Go line by line through the records below. Copy whichever lines contain the string "icon".

=== Section Start ===

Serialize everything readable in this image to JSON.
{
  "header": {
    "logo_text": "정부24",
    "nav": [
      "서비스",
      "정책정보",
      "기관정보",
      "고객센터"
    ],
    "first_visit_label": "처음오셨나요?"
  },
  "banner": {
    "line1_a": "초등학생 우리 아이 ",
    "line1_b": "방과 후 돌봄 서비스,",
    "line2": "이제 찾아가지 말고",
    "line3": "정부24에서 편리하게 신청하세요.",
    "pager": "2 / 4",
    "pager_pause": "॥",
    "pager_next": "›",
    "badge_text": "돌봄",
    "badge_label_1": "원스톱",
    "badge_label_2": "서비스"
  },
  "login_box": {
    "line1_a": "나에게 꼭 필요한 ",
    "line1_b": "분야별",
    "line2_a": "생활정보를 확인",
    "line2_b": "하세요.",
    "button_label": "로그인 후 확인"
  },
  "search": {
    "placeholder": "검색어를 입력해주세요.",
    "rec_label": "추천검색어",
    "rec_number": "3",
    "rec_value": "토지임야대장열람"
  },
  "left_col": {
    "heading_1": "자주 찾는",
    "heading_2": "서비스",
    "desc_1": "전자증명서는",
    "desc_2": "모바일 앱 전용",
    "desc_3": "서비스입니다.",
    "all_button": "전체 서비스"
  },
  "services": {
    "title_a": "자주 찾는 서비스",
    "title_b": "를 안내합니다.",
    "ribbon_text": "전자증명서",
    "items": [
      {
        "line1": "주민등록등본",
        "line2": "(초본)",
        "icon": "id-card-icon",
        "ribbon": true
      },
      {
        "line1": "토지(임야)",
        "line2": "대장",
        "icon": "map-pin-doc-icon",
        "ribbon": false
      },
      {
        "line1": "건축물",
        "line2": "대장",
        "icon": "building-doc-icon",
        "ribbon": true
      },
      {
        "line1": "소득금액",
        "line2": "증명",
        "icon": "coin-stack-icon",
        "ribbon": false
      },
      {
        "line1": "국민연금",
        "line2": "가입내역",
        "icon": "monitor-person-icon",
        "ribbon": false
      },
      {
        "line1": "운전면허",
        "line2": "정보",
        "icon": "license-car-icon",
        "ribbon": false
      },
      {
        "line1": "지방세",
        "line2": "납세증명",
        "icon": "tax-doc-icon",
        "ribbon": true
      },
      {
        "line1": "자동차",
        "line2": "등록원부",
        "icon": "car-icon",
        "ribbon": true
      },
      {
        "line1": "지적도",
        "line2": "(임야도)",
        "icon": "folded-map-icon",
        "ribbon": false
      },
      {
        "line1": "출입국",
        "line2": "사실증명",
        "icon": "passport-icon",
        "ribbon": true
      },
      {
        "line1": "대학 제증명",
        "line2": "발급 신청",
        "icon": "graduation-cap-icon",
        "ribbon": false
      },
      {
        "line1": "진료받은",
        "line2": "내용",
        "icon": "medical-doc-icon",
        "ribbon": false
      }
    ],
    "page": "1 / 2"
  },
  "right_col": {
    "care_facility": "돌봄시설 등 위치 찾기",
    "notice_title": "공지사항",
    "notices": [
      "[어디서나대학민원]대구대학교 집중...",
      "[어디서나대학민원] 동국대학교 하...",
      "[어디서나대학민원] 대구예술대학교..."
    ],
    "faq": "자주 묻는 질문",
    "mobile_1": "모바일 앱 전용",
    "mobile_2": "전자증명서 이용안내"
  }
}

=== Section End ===

* TASK RESPONSE *
        "icon": "id-card-icon",
        "icon": "map-pin-doc-icon",
        "icon": "building-doc-icon",
        "icon": "coin-stack-icon",
        "icon": "monitor-person-icon",
        "icon": "license-car-icon",
        "icon": "tax-doc-icon",
        "icon": "car-icon",
        "icon": "folded-map-icon",
        "icon": "passport-icon",
        "icon": "graduation-cap-icon",
        "icon": "medical-doc-icon",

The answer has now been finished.